Iíd stare at my wrist. Iíd watch the tremor start, and thenÖIíd stop it with my mind. And then watch it start again.
Not write for me
My penmanship, where has it gone to? My windswept G, my figure-skating S, even my mystical Q - gone like the wind. I canít write. I mean I can type, sort of like a jittery skeleton with rattling bones, but there is to be no more pen in hand kind of writing. My hand shakes all over the page. Oh, this is way too obvious. I donít like this. This will not leave me unscarred. Whilst taking a training course, I had to sign my name at the bottom of the test. Oh dear lord, thereís no wayÖjust no way. Everyone is looking. The instructor comes over, grabs the pen from my hand, and writes my name at the bottom of the test. Who are you, blessed angel? She knew, she just knew. Come back. Donít leave me. I donít know where the bottom is yet.

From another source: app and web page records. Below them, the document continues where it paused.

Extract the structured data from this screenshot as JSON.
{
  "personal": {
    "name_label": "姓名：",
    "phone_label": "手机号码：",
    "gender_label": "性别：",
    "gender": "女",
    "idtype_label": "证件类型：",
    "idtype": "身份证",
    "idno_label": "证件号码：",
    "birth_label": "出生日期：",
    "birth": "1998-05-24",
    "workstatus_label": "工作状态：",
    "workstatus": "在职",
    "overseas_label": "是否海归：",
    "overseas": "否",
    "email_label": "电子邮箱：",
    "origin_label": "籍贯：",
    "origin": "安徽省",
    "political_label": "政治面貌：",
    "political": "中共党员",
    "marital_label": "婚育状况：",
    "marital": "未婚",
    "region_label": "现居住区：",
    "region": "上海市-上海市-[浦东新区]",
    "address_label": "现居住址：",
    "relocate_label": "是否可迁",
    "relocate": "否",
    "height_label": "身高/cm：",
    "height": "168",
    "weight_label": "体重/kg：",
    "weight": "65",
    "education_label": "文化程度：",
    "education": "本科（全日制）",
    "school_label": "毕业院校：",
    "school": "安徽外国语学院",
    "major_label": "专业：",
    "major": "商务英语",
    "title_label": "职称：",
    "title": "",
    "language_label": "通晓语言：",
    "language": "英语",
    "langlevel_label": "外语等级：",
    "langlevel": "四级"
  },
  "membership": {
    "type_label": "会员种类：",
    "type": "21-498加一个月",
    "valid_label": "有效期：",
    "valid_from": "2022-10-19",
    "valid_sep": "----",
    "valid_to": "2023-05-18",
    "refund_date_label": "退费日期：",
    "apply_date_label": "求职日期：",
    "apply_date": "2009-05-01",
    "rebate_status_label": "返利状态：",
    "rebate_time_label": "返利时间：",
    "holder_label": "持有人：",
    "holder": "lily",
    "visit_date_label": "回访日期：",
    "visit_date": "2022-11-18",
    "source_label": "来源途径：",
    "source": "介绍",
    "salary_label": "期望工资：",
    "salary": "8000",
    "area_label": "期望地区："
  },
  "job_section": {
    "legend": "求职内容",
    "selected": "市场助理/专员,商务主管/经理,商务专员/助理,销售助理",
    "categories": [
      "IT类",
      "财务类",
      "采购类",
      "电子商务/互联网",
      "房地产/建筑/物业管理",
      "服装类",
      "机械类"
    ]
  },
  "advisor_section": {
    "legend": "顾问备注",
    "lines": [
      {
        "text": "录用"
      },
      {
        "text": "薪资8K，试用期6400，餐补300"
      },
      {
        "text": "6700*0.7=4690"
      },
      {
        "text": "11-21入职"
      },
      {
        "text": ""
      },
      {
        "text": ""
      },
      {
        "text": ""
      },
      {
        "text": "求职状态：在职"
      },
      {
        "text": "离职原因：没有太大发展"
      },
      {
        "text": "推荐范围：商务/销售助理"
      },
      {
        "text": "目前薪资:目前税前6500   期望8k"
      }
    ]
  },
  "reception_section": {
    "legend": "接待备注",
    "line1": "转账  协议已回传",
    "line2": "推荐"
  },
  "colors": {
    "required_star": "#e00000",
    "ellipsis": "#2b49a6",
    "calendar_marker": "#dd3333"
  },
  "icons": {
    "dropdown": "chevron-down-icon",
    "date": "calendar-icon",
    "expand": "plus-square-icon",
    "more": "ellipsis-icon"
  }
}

The medication is making me beyond exhausted, beyond nauseous.
The YMCA had just added a Zumba class. Latin aerobics. I was once a dancer. The room is full of women, a few men. The instructor turns the CD on and everyone Zumbas. I try, but the movement just ainít there. Iím out of synch, out of rhythm, out of excuses. I turned and left. The instructor asked me to stay.
ďI canít, my rhythm is gone,Ē I implored.
The Monster is in the lead
More medicine. Too much. Too little. Sick to my stomach. Whacked out of my head.
Finally, the right formula. The symptoms go away. I can move like I used to. I can put a jacket on with ease. My handwriting is smooth and easy. The tremors are few and far between.
The Monster wins
Not for a moment does it leave my body. Not for a second do I forget that itís alive and well inside my brain.
When it wants to - - it just kicks me around.
The Monster is asleep
Life goes on. I think Iím writing better.
I met a woman.
I must admit Ė Iím Ok. Iím looking forward to tomorrow.
Gary Sorkin is a writer who also works in a group home for mentally disabled adults. He is a screenwriter, a playwright, a novelist, and is also currently developing a TV show, Squirrels Edge - a half hour comedy.
Gary can be contacted at: MyownPOV @aol.comPosted by Gary Sorkin on June 02, 2009